Research into the mapping between cross-sectional multipliers and national multipliers also has advanced. Three main differences can arise, depending on who pays for the spending, what monetary policy does, and the different openness of regions and the country as a whole.
Starting with the first, in many cross-sectional multiplier studies the spending does not affect the present value of local tax burdens, for example, because the spending is paid for by the federal government. Standard economic theory, however, suggests that such outside financing can have a small effect on local output. Fully rational, forward-looking, liquidity unconstrained households (sometimes denoted as so called “Ricardian agents”) will increase their private spending by only the annuity value of the outside transfer, which for transitory spending implies a small increase relative to the direct change in government purchases, while spending by fully “rule-of-thumb” or “liquidity-constrained” agents does not depend at all on the present value of the tax burden. In either case, the fact that the financing of the spending comes from outside the region adds little to the local private-spending response.
Monetary tightening in response to higher spending may reduce the output impact. Therefore, cross-sectional multipliers best help to characterize national multipliers when monetary policy is constrained, for example, by a zero lower bound on interest rates. Finally, expenditure switching and import leakage exert a downward influence on regional multipliers relative to the aggregate multiplier.
Combining these three arguments, the cross-sectional multiplier offers a rough lower bound for a national multiplier as long as the spending is relatively transient and monetary policy is constrained. These conditions appear likely to hold in many empirical settings, including during the implementation of the Recovery Act.

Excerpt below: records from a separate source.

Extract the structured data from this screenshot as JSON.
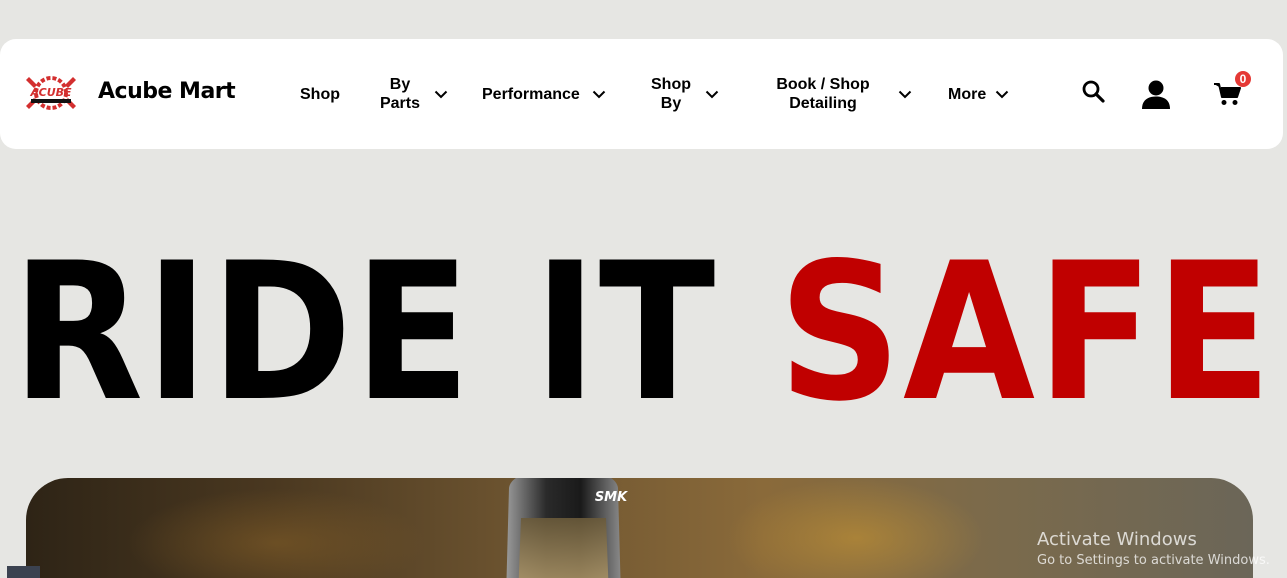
{
  "brand": {
    "logo_text": "ACUBE",
    "name": "Acube Mart"
  },
  "nav": {
    "shop": "Shop",
    "by_parts": "By Parts",
    "performance": "Performance",
    "shop_by": "Shop By",
    "book_shop_detailing": "Book / Shop Detailing",
    "more": "More"
  },
  "icons": {
    "search": "search-icon",
    "account": "user-icon",
    "cart": "cart-icon",
    "chevron": "chevron-down-icon"
  },
  "cart": {
    "count": "0"
  },
  "hero": {
    "title_part1": "RIDE IT ",
    "title_part2": "SAFE",
    "helmet_brand": "SMK"
  },
  "colors": {
    "background": "#e6e6e3",
    "accent_red": "#c00000",
    "badge_red": "#e53935",
    "text": "#000000"
  },
  "overlay": {
    "activate_title": "Activate Windows",
    "activate_subtitle": "Go to Settings to activate Windows."
  }
}
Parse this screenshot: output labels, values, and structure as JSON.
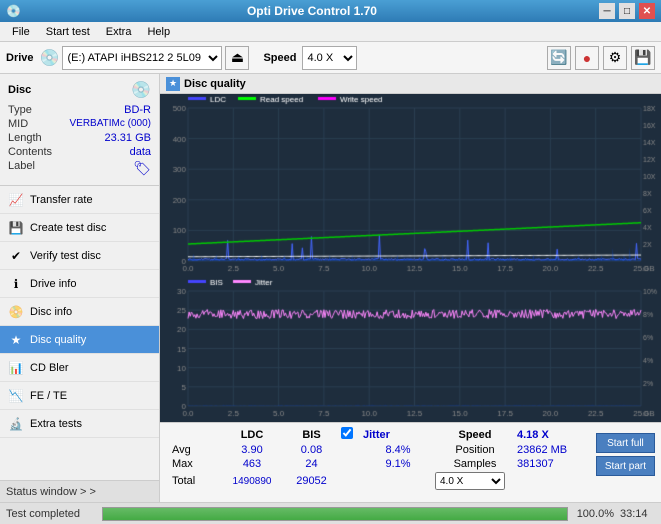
{
  "titlebar": {
    "title": "Opti Drive Control 1.70",
    "icon": "💿",
    "minimize_label": "─",
    "maximize_label": "□",
    "close_label": "✕"
  },
  "menubar": {
    "items": [
      {
        "label": "File"
      },
      {
        "label": "Start test"
      },
      {
        "label": "Extra"
      },
      {
        "label": "Help"
      }
    ]
  },
  "toolbar": {
    "drive_label": "Drive",
    "drive_value": "(E:) ATAPI iHBS212  2 5L09",
    "speed_label": "Speed",
    "speed_value": "4.0 X"
  },
  "disc_panel": {
    "title": "Disc",
    "type_label": "Type",
    "type_value": "BD-R",
    "mid_label": "MID",
    "mid_value": "VERBATIMc (000)",
    "length_label": "Length",
    "length_value": "23.31 GB",
    "contents_label": "Contents",
    "contents_value": "data",
    "label_label": "Label"
  },
  "nav_items": [
    {
      "label": "Transfer rate",
      "icon": "📈",
      "active": false
    },
    {
      "label": "Create test disc",
      "icon": "💾",
      "active": false
    },
    {
      "label": "Verify test disc",
      "icon": "✔",
      "active": false
    },
    {
      "label": "Drive info",
      "icon": "ℹ",
      "active": false
    },
    {
      "label": "Disc info",
      "icon": "📀",
      "active": false
    },
    {
      "label": "Disc quality",
      "icon": "★",
      "active": true
    },
    {
      "label": "CD Bler",
      "icon": "📊",
      "active": false
    },
    {
      "label": "FE / TE",
      "icon": "📉",
      "active": false
    },
    {
      "label": "Extra tests",
      "icon": "🔬",
      "active": false
    }
  ],
  "status_window": {
    "label": "Status window > >"
  },
  "dq_panel": {
    "title": "Disc quality"
  },
  "legend": {
    "ldc_label": "LDC",
    "read_label": "Read speed",
    "write_label": "Write speed",
    "bis_label": "BIS",
    "jitter_label": "Jitter"
  },
  "stats": {
    "col_ldc": "LDC",
    "col_bis": "BIS",
    "col_jitter": "Jitter",
    "col_speed": "Speed",
    "col_position": "Position",
    "col_samples": "Samples",
    "avg_label": "Avg",
    "max_label": "Max",
    "total_label": "Total",
    "ldc_avg": "3.90",
    "ldc_max": "463",
    "ldc_total": "1490890",
    "bis_avg": "0.08",
    "bis_max": "24",
    "bis_total": "29052",
    "jitter_avg": "8.4%",
    "jitter_max": "9.1%",
    "jitter_total": "",
    "speed_val": "4.18 X",
    "speed_select": "4.0 X",
    "position_val": "23862 MB",
    "samples_val": "381307",
    "start_full_label": "Start full",
    "start_part_label": "Start part",
    "jitter_checked": true
  },
  "progress": {
    "percent": 100,
    "percent_label": "100.0%",
    "time_label": "33:14"
  },
  "status_bar": {
    "message": "Test completed"
  }
}
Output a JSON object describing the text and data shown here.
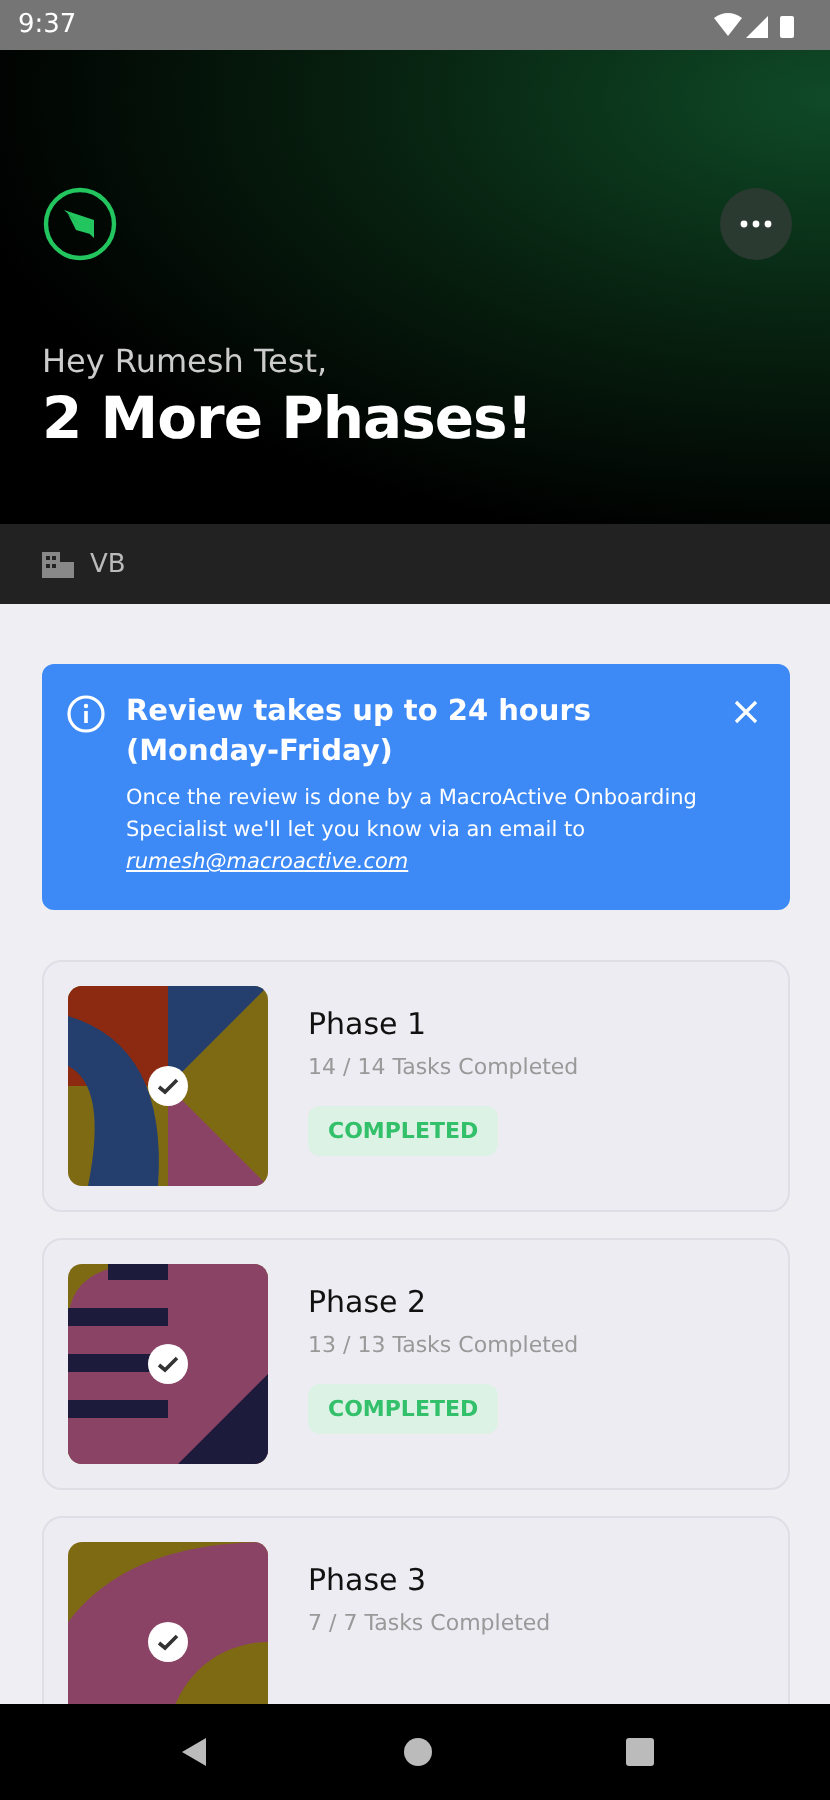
{
  "status_bar": {
    "time": "9:37"
  },
  "header": {
    "greeting": "Hey Rumesh Test,",
    "headline": "2 More Phases!"
  },
  "sub_bar": {
    "label": "VB"
  },
  "alert": {
    "title": "Review takes up to 24 hours (Monday-Friday)",
    "body": "Once the review is done by a MacroActive Onboarding Specialist we'll let you know via an email to",
    "email": "rumesh@macroactive.com"
  },
  "phases": [
    {
      "title": "Phase 1",
      "progress": "14 / 14 Tasks Completed",
      "completed": true,
      "status": "COMPLETED"
    },
    {
      "title": "Phase 2",
      "progress": "13 / 13 Tasks Completed",
      "completed": true,
      "status": "COMPLETED"
    },
    {
      "title": "Phase 3",
      "progress": "7 / 7 Tasks Completed",
      "completed": true
    }
  ]
}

Combining the empirical evidence and the recent theory, the cross-sectional studies suggest a closed economy, constrained monetary policy, deficit-financed multiplier of about 1.7 or above. This magnitude falls at the upper end of the range suggested by earlier studies using time series variation only.
The cross-sectional literature and my review essay have focused their attention most on understanding what cross-sectional multipliers imply about national multipliers. Other lessons also emerge. Foremost, many of the cross-sectional studies test for and find evidence of higher multipliers or less crowd-out in regions and periods with more unused resources. These results suggest multipliers may be larger during downturns and for reasons beyond constraints on monetary policy.
I conclude this summary with a comment on research practices. In the wake of the Great Recession of 2007-09, many have criticized the economics profession and macroeconomists in particular. The foray into cross-sectional multipliers offers a positive example of economists directing their research toward understanding newly relevant policy levers. Necessarily, the effort involved both empirical and theoretical advances. As a result, I believe we have a better grasp of the efficacy of fiscal policy than we did before the Great Recession started.
— Gabriel Chodorow-Reich is an assistant professor of economics at Harvard University. His research focuses on macroeconomics, finance, and labor markets. His working paper upon which this column is drawn can be found here.